**Instructions to follow**
Pull out every line in the data that has the string "Chart" in it.

**Dataset excerpts**
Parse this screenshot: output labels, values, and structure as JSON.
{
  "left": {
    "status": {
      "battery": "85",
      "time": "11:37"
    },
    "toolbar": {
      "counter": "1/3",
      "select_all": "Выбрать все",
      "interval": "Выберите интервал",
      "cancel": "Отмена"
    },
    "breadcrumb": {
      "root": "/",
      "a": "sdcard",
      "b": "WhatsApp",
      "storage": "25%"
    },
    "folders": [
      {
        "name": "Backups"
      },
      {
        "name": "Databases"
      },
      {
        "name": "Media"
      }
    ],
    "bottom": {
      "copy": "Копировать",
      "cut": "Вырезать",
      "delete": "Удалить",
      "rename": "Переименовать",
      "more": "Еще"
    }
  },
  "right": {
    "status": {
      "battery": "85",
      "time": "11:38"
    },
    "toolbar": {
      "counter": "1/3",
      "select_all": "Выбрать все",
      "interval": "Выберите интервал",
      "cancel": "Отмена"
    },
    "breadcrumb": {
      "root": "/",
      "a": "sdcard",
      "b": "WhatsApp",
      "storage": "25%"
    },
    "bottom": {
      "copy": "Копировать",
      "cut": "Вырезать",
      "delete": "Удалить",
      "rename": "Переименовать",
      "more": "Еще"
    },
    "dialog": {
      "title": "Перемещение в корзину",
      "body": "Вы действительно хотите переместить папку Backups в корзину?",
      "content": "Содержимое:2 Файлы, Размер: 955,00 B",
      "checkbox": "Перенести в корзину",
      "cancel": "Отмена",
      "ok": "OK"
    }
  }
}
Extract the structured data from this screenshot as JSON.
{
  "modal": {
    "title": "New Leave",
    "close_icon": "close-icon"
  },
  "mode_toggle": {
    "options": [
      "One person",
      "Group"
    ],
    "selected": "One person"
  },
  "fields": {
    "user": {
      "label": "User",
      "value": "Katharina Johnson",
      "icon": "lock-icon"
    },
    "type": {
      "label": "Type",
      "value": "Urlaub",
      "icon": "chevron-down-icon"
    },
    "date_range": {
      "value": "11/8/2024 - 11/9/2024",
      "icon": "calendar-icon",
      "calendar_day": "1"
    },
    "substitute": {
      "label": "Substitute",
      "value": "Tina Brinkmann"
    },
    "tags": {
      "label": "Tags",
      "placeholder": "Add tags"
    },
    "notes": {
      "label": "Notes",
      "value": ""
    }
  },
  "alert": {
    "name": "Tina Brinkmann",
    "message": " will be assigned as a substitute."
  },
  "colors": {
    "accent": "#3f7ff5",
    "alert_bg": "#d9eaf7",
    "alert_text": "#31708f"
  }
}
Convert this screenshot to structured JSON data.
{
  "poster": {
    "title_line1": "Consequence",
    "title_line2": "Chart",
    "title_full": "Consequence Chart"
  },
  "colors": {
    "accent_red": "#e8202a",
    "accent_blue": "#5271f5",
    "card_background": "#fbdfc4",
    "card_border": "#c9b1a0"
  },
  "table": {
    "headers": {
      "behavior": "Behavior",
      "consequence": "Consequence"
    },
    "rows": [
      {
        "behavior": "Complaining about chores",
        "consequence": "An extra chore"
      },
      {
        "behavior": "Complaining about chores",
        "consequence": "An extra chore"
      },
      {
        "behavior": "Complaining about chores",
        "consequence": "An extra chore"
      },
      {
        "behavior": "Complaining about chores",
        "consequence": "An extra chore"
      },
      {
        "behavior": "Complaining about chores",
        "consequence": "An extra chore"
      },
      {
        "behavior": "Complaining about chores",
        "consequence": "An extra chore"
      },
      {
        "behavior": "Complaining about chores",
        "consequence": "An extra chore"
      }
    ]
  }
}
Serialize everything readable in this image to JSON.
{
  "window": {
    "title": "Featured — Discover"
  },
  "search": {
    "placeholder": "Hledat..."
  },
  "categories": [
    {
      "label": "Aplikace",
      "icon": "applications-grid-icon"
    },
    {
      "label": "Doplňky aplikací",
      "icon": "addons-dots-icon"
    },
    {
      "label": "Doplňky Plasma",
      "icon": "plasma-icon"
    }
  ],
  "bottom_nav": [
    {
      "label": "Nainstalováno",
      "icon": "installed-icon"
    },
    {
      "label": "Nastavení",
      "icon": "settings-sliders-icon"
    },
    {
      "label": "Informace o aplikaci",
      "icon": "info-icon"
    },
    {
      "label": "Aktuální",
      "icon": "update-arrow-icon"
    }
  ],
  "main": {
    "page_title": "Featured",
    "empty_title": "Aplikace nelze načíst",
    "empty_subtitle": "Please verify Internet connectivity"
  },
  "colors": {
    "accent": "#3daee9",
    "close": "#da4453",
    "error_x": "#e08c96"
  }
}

**Result**
    "title_line2": "Chart",
    "title_full": "Consequence Chart"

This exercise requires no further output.